Technical achievements are one thing, and there’s no doubt that The Invisible Man
is an expertly-crafted formal exercise, but it’s Elisabeth Moss’ stunning and vulnerable performance that makes it art. With The Invisible Man
, Moss cements herself not only as my favorite actress, but as one of the most honest and extraordinary screen presences of her generation. She presents Cecilia’s gradual mental decay with all the self-loathing and second-guessing familiar to anyone forced to live on after abuse and terror. Cecilia often blames herself for Adrian’s actions. She sees herself as an unwilling accomplice to his crimes, apologizing for letting him into the lives of the people she loves and committing acts of intentional self-harm in search of an appropriate resolution.
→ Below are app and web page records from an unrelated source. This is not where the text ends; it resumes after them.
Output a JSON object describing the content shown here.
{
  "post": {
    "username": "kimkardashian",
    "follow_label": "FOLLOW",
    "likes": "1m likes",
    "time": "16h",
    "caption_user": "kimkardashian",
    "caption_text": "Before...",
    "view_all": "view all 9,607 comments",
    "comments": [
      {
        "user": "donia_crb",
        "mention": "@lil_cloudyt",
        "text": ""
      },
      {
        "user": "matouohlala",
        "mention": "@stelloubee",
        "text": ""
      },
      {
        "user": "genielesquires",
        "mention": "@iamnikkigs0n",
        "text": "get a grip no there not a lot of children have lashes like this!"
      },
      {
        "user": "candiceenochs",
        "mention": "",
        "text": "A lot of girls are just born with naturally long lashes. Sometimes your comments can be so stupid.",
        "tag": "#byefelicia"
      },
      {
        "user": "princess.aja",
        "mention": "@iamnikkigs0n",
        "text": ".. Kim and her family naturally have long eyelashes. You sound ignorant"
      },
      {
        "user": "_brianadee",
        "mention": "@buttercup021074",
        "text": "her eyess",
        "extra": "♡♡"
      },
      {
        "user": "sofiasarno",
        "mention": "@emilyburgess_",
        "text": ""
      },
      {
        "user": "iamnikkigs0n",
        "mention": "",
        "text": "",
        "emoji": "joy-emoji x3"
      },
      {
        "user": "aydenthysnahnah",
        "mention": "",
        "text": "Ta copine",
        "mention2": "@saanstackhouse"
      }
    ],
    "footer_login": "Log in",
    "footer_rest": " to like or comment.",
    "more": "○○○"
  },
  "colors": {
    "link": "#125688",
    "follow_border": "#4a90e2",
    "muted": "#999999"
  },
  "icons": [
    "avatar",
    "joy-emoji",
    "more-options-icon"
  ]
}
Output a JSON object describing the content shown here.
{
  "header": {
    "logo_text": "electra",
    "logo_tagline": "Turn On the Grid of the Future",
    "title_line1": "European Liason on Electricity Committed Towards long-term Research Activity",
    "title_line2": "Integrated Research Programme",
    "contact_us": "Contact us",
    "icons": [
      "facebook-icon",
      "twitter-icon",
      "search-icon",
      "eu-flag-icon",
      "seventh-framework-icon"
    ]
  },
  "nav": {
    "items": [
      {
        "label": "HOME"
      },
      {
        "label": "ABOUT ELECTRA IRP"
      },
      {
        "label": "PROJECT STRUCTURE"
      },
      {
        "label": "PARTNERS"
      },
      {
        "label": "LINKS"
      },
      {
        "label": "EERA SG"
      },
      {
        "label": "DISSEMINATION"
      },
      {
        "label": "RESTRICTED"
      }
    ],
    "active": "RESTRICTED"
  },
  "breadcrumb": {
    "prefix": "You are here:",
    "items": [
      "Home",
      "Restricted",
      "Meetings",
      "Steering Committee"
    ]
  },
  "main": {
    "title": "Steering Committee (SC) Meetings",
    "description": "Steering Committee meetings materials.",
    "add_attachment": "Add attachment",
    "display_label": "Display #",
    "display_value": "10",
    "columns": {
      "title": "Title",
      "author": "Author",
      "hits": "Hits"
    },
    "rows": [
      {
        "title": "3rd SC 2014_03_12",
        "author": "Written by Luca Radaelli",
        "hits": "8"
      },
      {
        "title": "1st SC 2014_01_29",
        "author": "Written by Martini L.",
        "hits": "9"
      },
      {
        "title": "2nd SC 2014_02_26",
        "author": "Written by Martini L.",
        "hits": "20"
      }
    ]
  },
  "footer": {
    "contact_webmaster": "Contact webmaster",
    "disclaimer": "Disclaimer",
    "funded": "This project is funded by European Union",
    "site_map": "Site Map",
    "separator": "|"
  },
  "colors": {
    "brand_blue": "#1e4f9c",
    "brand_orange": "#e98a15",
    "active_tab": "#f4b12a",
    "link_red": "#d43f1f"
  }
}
She’s afraid of her own shadow. She’s uncomfortable in a circle of her closest friends. Even in apparent death, Adrian’s gaslighting sociopathy has overwhelmed her sense of self-worth and psychological agency. When she finally finds the strength to fight back, it’s not only against Adrian’s physical presence, but against the implication that she deserved his punishment in the first place.
Fans of jump scares and monster movie moments should not fret, though, because The Invisible Man
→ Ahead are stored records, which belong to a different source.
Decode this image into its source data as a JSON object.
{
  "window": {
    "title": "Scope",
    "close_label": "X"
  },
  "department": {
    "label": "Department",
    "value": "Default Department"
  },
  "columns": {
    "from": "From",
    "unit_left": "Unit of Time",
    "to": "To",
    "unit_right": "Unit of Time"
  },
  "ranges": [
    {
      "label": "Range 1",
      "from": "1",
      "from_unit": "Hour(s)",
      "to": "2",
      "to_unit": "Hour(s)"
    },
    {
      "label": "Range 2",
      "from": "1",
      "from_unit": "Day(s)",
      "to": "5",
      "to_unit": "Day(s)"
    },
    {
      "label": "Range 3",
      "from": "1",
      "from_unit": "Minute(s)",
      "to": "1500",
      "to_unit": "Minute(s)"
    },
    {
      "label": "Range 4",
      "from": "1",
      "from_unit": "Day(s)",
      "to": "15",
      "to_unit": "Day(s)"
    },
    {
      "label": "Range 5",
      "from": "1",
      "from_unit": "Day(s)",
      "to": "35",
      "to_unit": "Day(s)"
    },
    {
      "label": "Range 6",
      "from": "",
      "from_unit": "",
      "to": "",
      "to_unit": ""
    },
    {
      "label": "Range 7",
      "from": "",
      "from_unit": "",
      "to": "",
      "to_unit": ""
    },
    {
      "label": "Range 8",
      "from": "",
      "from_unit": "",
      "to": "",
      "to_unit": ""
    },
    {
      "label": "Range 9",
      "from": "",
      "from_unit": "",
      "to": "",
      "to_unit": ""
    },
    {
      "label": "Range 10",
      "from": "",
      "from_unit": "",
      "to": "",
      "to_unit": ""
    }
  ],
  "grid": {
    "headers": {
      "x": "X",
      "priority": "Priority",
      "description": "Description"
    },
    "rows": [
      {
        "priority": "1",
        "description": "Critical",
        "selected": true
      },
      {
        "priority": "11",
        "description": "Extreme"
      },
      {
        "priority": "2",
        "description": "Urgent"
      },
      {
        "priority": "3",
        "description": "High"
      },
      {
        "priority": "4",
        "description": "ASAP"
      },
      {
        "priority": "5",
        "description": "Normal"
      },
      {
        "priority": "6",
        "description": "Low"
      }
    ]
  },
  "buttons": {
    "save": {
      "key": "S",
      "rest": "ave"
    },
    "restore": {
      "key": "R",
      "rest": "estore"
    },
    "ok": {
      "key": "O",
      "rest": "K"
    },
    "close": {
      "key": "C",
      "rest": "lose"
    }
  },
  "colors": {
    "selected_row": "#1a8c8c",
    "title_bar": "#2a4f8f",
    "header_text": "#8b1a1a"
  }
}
does provide its fair share of inventive thrills (Storm Reid, in particular, has a Hero Moment that made my preview audience stand up and cheer). Adrian’s method of invisibility is appropriately hand-waved away because, in truth, it doesn’t matter. A middle sequence with ladders and paint cans -- one already heavily spoiled in the film’s marketing -- invokes and inverts the Blonde Girl with a Knife trope in ways that feel true to life, and (unlike her supporting characters) we’re never scratching our heads over why Cecilia behaves the way she does. Each beat is earned. Each move is calculated. We feel her fragility and her resolve. The final confrontation (think Kill Bill: Vol. 2
) might seem superfluous and miscalculated until we realize that no hack-and-slash crescendo of rage can give Cecilia back what she’s lost. She must be the instrument of her own salvation. She must make her terrorizer see that he has not crushed her will to go on. She must grant herself the peace to walk into an empty room and know that it is truly empty, that the demons on her back have been buried for good.
I'm so looking forward to seeing this. Selfishly I hope Leigh Whannel stays in this world of mid-budget movies and doesn't end up directing Superman:Who Gives A Shit.ReplyDelete
Whannel just signed a two-year exclusivity deal with Blumhouse (for both movies and TV projects), so for the foreseeable future he's definitely stuck in low-to-mid budget territory. :-)Delete
What a terrific review. Love the way you have broken down what Whannell is doing with his direction here, Rob. Great analysis.ReplyDelete
That review was straight up poetry.ReplyDelete